In order to make banana nut bread the banana has to be very ripe or as I like to say- rotten. I can taste that rottenness each time I
attempt to try the bread. In my opinion there are not many things that smell or taste as bad as a rotten banana. I can feel my nose wrinkling just writing this, they bother me that much.
I always have an issue when at the grocery store when it comes to bananas. I
take my time searching for just the right bunch. The ones that will turn to
their perfect selves within days, only to have the clerk toss them unceremoniously into the bag with other items. Just a simple toss is all that is needed to bruise those tender yellow skins. What was perfect when placed into my basket always seems to be dotted with black speckles by the time I arrive home, and the drive is less than a mile. I am seriously contemplating requesting that the clerk hand me the bananas after ringing them up. I am sure such action will label me a loon-or worse yet -the crazy banana lady- but at least my bananas will be edible for a day, or maybe even two.
All of this talk of bananas reminds me of one of my favorite stories about my son Ben. He was just a little guy then, so little we still referred to him as Benny. If I recall correctly he was around the age of two. We lived in a two story condo in Charleston, S.C.. The bottom floor boasted a living room, eat-in kitchen, and utility room-not much
room to get lost in. However one day I could not find Ben. I knew he was not
upstairs, as he didn’t go up there alone, but after a quick search of the main
area I began to panic. Ben was nowhere to be found. I forced myself to stop and
take in a deep breath before calling out his name. “Benny?”
Thankfully I was graced with an answer, albeit from a
somewhat muffled voice. “What?”
“Where are you?” I asked, still not knowing where the voice had originated from.
“Under the Table,” the voice was considerably more muffled this time.
I crossed the room, pulled up the tablecloth, and there under the table was my little boy. Who had apparently been attempting to speak with a mouth full of bananas. The floor around him was littered with black banana skins, from the bananas that I had tossed in the trash a few hours before. He took another bite and mumbled his pleasure.
“Mmmmm” Obviously Ben did not share my distaste of overly ripe bananas.

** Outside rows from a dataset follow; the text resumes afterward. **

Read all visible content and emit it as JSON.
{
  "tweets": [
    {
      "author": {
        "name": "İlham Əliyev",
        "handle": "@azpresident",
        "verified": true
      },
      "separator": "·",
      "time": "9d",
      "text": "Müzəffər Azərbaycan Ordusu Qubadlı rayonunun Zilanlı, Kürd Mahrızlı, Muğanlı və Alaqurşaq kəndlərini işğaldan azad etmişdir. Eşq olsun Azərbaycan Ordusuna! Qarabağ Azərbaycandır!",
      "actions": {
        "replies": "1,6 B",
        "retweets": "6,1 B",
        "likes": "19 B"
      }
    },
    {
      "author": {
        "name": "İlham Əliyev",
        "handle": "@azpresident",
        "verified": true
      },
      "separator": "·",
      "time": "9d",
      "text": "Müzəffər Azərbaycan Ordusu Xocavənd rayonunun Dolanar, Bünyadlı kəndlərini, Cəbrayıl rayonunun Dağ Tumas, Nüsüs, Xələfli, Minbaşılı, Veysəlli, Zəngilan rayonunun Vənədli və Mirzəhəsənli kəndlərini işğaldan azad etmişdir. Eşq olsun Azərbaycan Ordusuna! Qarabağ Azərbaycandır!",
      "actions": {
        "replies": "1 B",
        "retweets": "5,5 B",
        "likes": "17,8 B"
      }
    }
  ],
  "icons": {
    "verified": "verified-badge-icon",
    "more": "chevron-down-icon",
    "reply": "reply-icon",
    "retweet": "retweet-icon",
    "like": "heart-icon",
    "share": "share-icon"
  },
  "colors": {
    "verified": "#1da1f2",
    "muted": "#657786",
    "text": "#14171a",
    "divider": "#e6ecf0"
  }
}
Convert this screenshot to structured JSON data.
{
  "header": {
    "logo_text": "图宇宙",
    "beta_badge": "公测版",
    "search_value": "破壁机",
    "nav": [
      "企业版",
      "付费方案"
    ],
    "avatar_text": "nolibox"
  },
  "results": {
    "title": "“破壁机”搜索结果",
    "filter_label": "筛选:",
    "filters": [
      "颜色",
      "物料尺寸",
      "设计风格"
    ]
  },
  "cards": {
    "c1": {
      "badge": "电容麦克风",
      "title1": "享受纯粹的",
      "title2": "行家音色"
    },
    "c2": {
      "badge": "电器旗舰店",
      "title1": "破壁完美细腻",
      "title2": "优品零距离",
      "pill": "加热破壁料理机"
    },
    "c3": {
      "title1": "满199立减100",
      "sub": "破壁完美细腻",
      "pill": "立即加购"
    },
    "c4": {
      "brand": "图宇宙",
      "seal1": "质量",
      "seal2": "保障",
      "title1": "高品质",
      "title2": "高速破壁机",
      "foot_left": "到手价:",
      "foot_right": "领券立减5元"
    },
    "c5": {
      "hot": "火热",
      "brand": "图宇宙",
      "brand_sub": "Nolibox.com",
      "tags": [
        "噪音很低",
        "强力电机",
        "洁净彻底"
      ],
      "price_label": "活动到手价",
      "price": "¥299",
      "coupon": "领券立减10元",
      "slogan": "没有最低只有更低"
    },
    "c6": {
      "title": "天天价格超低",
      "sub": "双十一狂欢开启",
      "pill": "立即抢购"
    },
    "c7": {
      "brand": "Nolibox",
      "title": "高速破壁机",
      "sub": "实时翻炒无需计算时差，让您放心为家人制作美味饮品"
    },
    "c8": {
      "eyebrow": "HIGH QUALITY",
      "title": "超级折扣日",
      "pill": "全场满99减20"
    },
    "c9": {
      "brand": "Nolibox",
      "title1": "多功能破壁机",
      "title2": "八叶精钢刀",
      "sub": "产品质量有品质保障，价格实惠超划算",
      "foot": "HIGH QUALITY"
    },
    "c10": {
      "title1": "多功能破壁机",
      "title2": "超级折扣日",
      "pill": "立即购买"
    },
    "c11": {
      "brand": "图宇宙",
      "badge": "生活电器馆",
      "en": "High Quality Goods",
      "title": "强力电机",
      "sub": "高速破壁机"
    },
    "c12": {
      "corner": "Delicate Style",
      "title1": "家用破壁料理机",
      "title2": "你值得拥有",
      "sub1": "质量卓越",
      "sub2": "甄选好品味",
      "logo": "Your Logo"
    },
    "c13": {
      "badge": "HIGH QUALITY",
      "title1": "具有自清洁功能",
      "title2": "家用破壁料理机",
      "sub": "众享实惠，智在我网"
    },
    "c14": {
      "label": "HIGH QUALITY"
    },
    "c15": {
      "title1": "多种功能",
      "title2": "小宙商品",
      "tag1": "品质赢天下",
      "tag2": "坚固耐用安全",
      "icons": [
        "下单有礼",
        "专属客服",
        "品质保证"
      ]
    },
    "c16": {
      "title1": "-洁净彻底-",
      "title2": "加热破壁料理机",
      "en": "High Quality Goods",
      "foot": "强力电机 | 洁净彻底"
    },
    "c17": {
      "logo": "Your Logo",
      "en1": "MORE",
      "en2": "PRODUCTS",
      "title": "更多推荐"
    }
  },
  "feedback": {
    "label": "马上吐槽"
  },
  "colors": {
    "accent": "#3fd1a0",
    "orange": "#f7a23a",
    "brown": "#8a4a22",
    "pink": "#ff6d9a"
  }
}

It is one of those memories that stick with you over the years. To this day I cannot look at a rotten banana and not think of little Benny, hiding under the table, with his horde of treasure he’d pulled from the trash.
Bunches of love to you all!